▶ Material for the task
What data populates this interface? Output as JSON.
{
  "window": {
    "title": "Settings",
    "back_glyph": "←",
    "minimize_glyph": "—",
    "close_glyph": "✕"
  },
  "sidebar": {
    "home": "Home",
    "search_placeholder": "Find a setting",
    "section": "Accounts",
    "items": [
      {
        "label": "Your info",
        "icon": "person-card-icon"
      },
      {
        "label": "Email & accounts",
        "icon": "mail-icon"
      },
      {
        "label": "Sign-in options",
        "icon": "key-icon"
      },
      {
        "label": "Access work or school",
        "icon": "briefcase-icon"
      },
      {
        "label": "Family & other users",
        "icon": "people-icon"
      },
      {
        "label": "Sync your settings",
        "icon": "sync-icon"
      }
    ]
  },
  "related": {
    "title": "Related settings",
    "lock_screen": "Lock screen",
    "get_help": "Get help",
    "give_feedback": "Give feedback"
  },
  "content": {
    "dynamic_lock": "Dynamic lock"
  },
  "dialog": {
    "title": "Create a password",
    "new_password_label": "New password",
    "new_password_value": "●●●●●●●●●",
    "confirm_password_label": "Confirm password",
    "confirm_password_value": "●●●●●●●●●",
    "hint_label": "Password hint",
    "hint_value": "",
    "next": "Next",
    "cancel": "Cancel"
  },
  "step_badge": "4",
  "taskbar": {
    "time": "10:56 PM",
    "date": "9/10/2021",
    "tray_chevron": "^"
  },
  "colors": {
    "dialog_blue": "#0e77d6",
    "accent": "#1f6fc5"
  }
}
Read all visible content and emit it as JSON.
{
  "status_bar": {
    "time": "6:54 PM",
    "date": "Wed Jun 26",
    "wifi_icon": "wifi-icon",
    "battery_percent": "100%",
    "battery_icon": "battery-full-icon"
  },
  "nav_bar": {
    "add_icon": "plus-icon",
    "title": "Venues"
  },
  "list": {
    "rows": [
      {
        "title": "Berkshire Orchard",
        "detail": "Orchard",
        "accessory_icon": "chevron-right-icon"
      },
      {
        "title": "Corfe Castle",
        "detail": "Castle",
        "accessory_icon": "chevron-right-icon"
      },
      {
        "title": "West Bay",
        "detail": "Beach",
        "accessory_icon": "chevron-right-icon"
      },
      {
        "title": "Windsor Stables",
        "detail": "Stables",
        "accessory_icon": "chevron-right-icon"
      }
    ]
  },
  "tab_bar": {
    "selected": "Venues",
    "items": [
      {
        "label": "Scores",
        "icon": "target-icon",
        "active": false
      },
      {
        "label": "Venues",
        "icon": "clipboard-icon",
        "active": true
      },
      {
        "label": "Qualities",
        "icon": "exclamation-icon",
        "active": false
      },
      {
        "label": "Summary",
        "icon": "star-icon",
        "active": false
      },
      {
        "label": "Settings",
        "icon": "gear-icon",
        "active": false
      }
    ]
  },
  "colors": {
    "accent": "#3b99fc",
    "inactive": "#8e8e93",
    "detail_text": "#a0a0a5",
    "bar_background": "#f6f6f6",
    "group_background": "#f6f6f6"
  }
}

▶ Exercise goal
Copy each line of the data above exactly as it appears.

▶ Task response
What data populates this interface? Output as JSON.
{
  "window": {
    "title": "Settings",
    "back_glyph": "←",
    "minimize_glyph": "—",
    "close_glyph": "✕"
  },
  "sidebar": {
    "home": "Home",
    "search_placeholder": "Find a setting",
    "section": "Accounts",
    "items": [
      {
        "label": "Your info",
        "icon": "person-card-icon"
      },
      {
        "label": "Email & accounts",
        "icon": "mail-icon"
      },
      {
        "label": "Sign-in options",
        "icon": "key-icon"
      },
      {
        "label": "Access work or school",
        "icon": "briefcase-icon"
      },
      {
        "label": "Family & other users",
        "icon": "people-icon"
      },
      {
        "label": "Sync your settings",
        "icon": "sync-icon"
      }
    ]
  },
  "related": {
    "title": "Related settings",
    "lock_screen": "Lock screen",
    "get_help": "Get help",
    "give_feedback": "Give feedback"
  },
  "content": {
    "dynamic_lock": "Dynamic lock"
  },
  "dialog": {
    "title": "Create a password",
    "new_password_label": "New password",
    "new_password_value": "●●●●●●●●●",
    "confirm_password_label": "Confirm password",
    "confirm_password_value": "●●●●●●●●●",
    "hint_label": "Password hint",
    "hint_value": "",
    "next": "Next",
    "cancel": "Cancel"
  },
  "step_badge": "4",
  "taskbar": {
    "time": "10:56 PM",
    "date": "9/10/2021",
    "tray_chevron": "^"
  },
  "colors": {
    "dialog_blue": "#0e77d6",
    "accent": "#1f6fc5"
  }
}
Read all visible content and emit it as JSON.
{
  "status_bar": {
    "time": "6:54 PM",
    "date": "Wed Jun 26",
    "wifi_icon": "wifi-icon",
    "battery_percent": "100%",
    "battery_icon": "battery-full-icon"
  },
  "nav_bar": {
    "add_icon": "plus-icon",
    "title": "Venues"
  },
  "list": {
    "rows": [
      {
        "title": "Berkshire Orchard",
        "detail": "Orchard",
        "accessory_icon": "chevron-right-icon"
      },
      {
        "title": "Corfe Castle",
        "detail": "Castle",
        "accessory_icon": "chevron-right-icon"
      },
      {
        "title": "West Bay",
        "detail": "Beach",
        "accessory_icon": "chevron-right-icon"
      },
      {
        "title": "Windsor Stables",
        "detail": "Stables",
        "accessory_icon": "chevron-right-icon"
      }
    ]
  },
  "tab_bar": {
    "selected": "Venues",
    "items": [
      {
        "label": "Scores",
        "icon": "target-icon",
        "active": false
      },
      {
        "label": "Venues",
        "icon": "clipboard-icon",
        "active": true
      },
      {
        "label": "Qualities",
        "icon": "exclamation-icon",
        "active": false
      },
      {
        "label": "Summary",
        "icon": "star-icon",
        "active": false
      },
      {
        "label": "Settings",
        "icon": "gear-icon",
        "active": false
      }
    ]
  },
  "colors": {
    "accent": "#3b99fc",
    "inactive": "#8e8e93",
    "detail_text": "#a0a0a5",
    "bar_background": "#f6f6f6",
    "group_background": "#f6f6f6"
  }
}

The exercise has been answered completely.